Some of the larger full-service marketing consultancies have a department dedicated to PR (just as they may have a design and/or advertising department). Opportunities for PR professionals in full-service marketing agencies require account executives to work closely with other departments to deliver integrated marketing campaigns to their clients, as well as developing their knowledge of other elements of marketing.
Opportunities also exist within in-house PR departments, working exclusively for that particular organisation. As an in-house PR professional you may deal with the entire organisation's PR and communication matters, or work cooperatively with PR consultancies on certain projects.
In-house positions often require previous experience in PR and you'll be expected to acquire specialist knowledge about the organisation and the market in which it operates.
Membership of the CIPR can provide you with opportunities to network with employers. The Public Relations Consultants Association (PRCA), which advertises jobs through PR Week, also offers membership, careers information, training and qualifications.
Look for job vacancies at:
There are specialist recruitment agencies that handle vacancies but these are invariably for experienced candidates.
Your training will vary depending on the consultancy or organisation. Some larger firms have structured initial training and continuing professional development (CPD) courses.
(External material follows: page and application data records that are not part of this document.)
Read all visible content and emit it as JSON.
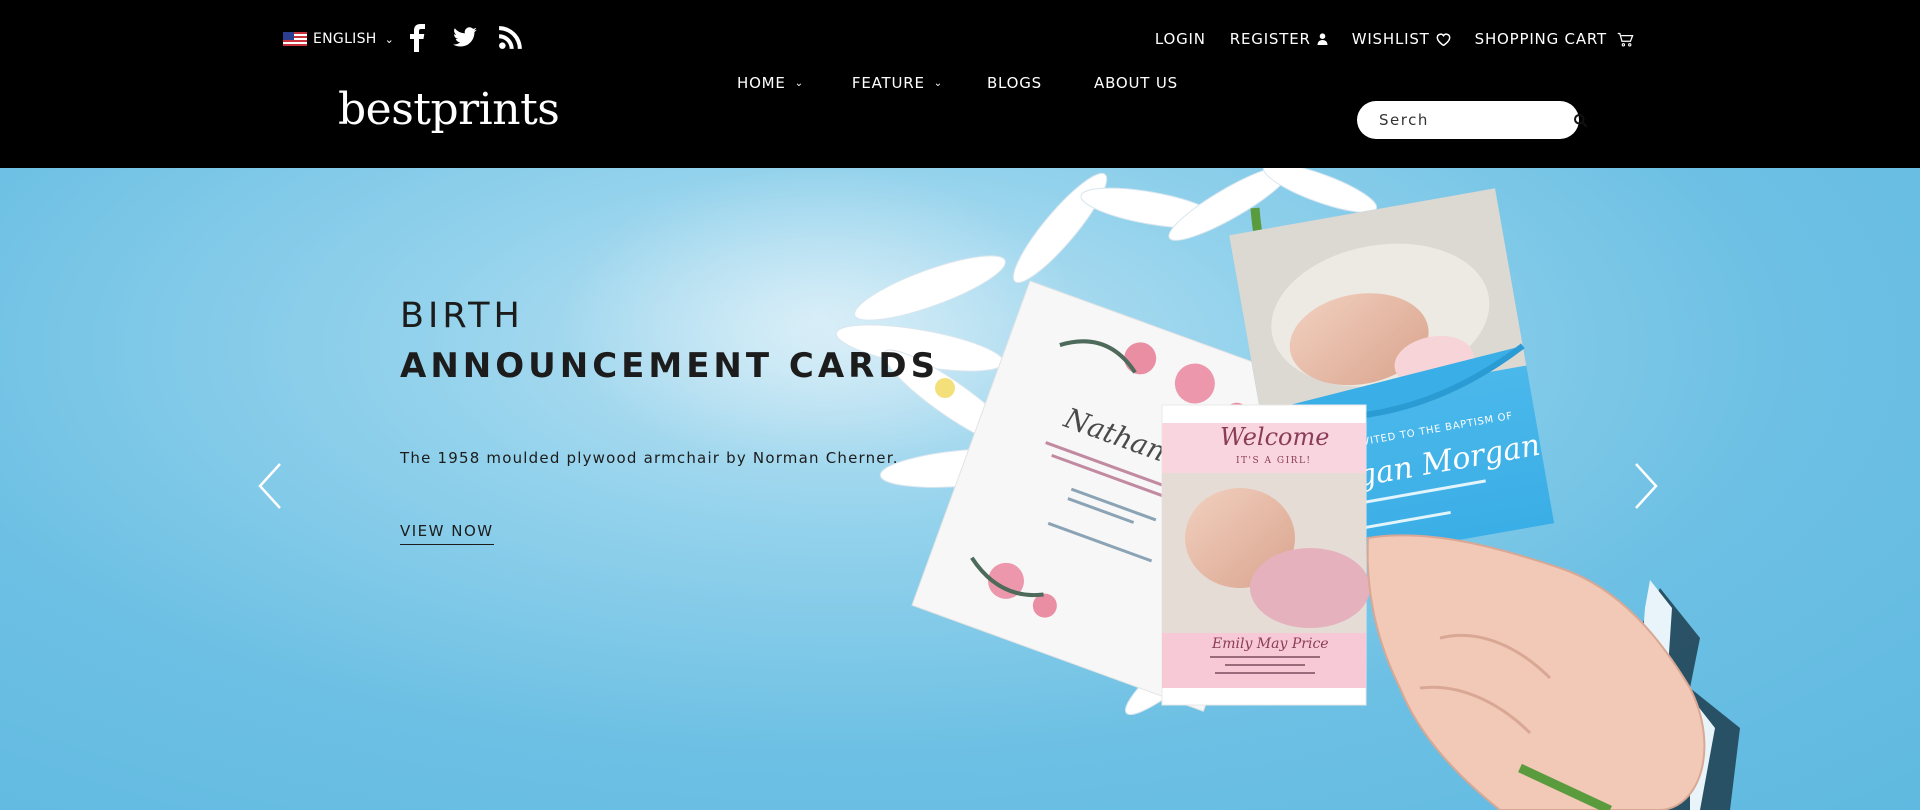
{
  "header": {
    "language": {
      "label": "ENGLISH"
    },
    "social": [
      "facebook-icon",
      "twitter-icon",
      "rss-icon"
    ],
    "top_nav": [
      {
        "label": "LOGIN"
      },
      {
        "label": "REGISTER"
      },
      {
        "label": "WISHLIST"
      },
      {
        "label": "SHOPPING CART"
      }
    ],
    "logo": "bestprints",
    "main_nav": [
      {
        "label": "HOME"
      },
      {
        "label": "FEATURE"
      },
      {
        "label": "BLOGS"
      },
      {
        "label": "ABOUT US"
      }
    ],
    "search": {
      "placeholder": "Serch"
    }
  },
  "hero": {
    "title_line_1": "BIRTH",
    "title_line_2": "ANNOUNCEMENT CARDS",
    "subtitle": "The 1958 moulded plywood armchair by Norman Cherner.",
    "cta": "VIEW NOW",
    "cards": {
      "wedding_names": "Nathan & Emily",
      "welcome_title": "Welcome",
      "welcome_sub": "IT'S A GIRL!",
      "baby_name": "Emily May Price",
      "baptism_invite": "YOU ARE INVITED TO THE BAPTISM OF",
      "baptism_name": "Negan Morgan"
    }
  },
  "colors": {
    "header_bg": "#000000",
    "hero_bg": "#6dc0e4",
    "text_dark": "#1c1c1c"
  }
}
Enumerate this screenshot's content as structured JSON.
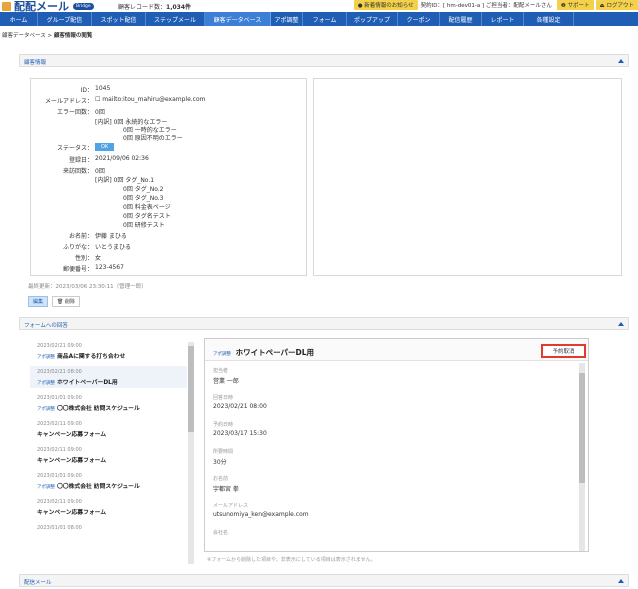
{
  "header": {
    "logo_text": "配配メール",
    "logo_badge": "Bridge",
    "record_label": "顧客レコード数：",
    "record_count": "1,034件",
    "notice": "● 新着情報のお知らせ",
    "contract": "契約ID：[ hm-dev01-a ]  ご担当者：配配メールさん",
    "support": "❷ サポート",
    "logout": "⏏ ログアウト"
  },
  "nav": {
    "items": [
      {
        "label": "ホーム"
      },
      {
        "label": "グループ配信"
      },
      {
        "label": "スポット配信"
      },
      {
        "label": "ステップメール"
      },
      {
        "label": "顧客データベース"
      },
      {
        "label": "アポ調整"
      },
      {
        "label": "フォーム"
      },
      {
        "label": "ポップアップ"
      },
      {
        "label": "クーポン"
      },
      {
        "label": "配信履歴"
      },
      {
        "label": "レポート"
      },
      {
        "label": "各種設定"
      }
    ],
    "active_index": 4
  },
  "breadcrumb": {
    "root": "顧客データベース",
    "sep": ">",
    "current": "顧客情報の閲覧"
  },
  "customer": {
    "section_title": "顧客情報",
    "rows": [
      {
        "label": "ID：",
        "value": "1045"
      },
      {
        "label": "メールアドレス：",
        "value": "☐ mailto:itou_mahiru@example.com"
      },
      {
        "label": "エラー回数：",
        "value": "0回"
      },
      {
        "label": "",
        "value": "[内訳] 0回 永続的なエラー"
      },
      {
        "label": "",
        "value": "0回 一時的なエラー"
      },
      {
        "label": "",
        "value": "0回 原因不明のエラー"
      },
      {
        "label": "ステータス：",
        "value": "OK"
      },
      {
        "label": "登録日：",
        "value": "2021/09/06 02:36"
      },
      {
        "label": "来訪回数：",
        "value": "0回"
      },
      {
        "label": "",
        "value": "[内訳] 0回 タグ_No.1"
      },
      {
        "label": "",
        "value": "0回 タグ_No.2"
      },
      {
        "label": "",
        "value": "0回 タグ_No.3"
      },
      {
        "label": "",
        "value": "0回 料金表ページ"
      },
      {
        "label": "",
        "value": "0回 タグ名テスト"
      },
      {
        "label": "",
        "value": "0回 研修テスト"
      },
      {
        "label": "お名前：",
        "value": "伊藤 まひる"
      },
      {
        "label": "ふりがな：",
        "value": "いとうまひる"
      },
      {
        "label": "性別：",
        "value": "女"
      },
      {
        "label": "郵便番号：",
        "value": "123-4567"
      }
    ],
    "last_updated": "最終更新：2023/03/06 23:30:11（管理一郎）",
    "edit_label": "編集",
    "delete_label": "🗑 削除"
  },
  "forms": {
    "section_title": "フォームへの回答",
    "items": [
      {
        "date": "2023/02/21 09:00",
        "tag": "アポ調整",
        "title": "商品Aに関する打ち合わせ"
      },
      {
        "date": "2023/02/21 08:00",
        "tag": "アポ調整",
        "title": "ホワイトペーパーDL用"
      },
      {
        "date": "2023/01/01 09:00",
        "tag": "アポ調整",
        "title": "〇〇株式会社 訪問スケジュール"
      },
      {
        "date": "2023/02/11 09:00",
        "tag": "",
        "title": "キャンペーン応募フォーム"
      },
      {
        "date": "2023/02/11 09:00",
        "tag": "",
        "title": "キャンペーン応募フォーム"
      },
      {
        "date": "2023/01/01 09:00",
        "tag": "アポ調整",
        "title": "〇〇株式会社 訪問スケジュール"
      },
      {
        "date": "2023/02/11 09:00",
        "tag": "",
        "title": "キャンペーン応募フォーム"
      },
      {
        "date": "2023/01/01 08:00",
        "tag": "",
        "title": ""
      }
    ],
    "selected_index": 1,
    "detail": {
      "tag": "アポ調整",
      "title": "ホワイトペーパーDL用",
      "cancel_label": "予約取消",
      "fields": [
        {
          "label": "担当者",
          "value": "営業 一郎"
        },
        {
          "label": "回答日時",
          "value": "2023/02/21 08:00"
        },
        {
          "label": "予約日時",
          "value": "2023/03/17 15:30"
        },
        {
          "label": "所要時間",
          "value": "30分"
        },
        {
          "label": "お名前",
          "value": "宇都宮 拳"
        },
        {
          "label": "メールアドレス",
          "value": "utsunomiya_ken@example.com"
        },
        {
          "label": "会社名",
          "value": ""
        }
      ]
    },
    "note": "※フォームから削除した項目や、非表示にしている項目は表示されません。"
  },
  "mail": {
    "section_title": "配信メール"
  },
  "colors": {
    "nav_bg": "#1f5eb4",
    "nav_active": "#3d7fd6",
    "highlight_border": "#e23a2d",
    "status_ok": "#4fa3e6"
  }
}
These often focus on media relations, writing practice and consultancy skills, and larger agencies will occasionally bring in outside trainers to teach graduates as a group.
The majority of training, however, is on the job, working with more experienced colleagues on a number of accounts.
Some smaller agencies may not offer a structured training programme but may give more access to senior members of staff for advice, and provide exposure to a more varied workload than a larger agency.
A variety of short and longer training courses, specifically tailored for PR professionals, are provided by the:
Some employers actively encourage their employees to undertake additional training as part of their CPD and may offer financial support, provide study leave, or both.
It's common to start your PR career as a junior account executive or assistant account executive. Promotion to account executive will depend on the amount of experience you had prior to starting the role, as well as the flair you show for the job.
Depending on the client and size of the consultancy, you may play a key strategic role on accounts very quickly and are often able to take on varied tasks from the start.
If you prove yourself, you may expect to be promoted to senior account executive or account manager in two to three years. This will usually involve a greater degree of responsibility, and may mean taking part in new business pitches or being a key contact for clients on some smaller accounts.
After a further two to three years at this level, you may have enough experience to seek promotion to account director, where you'll have responsibility for higher-profile clients and all the staff working on the account teams. From here you could progress to PR director and eventually perhaps be asked to sit at board level, or you may choose to set up your own agency.
Find out how Bliss became a public relations account assistant at BBC Bitesize.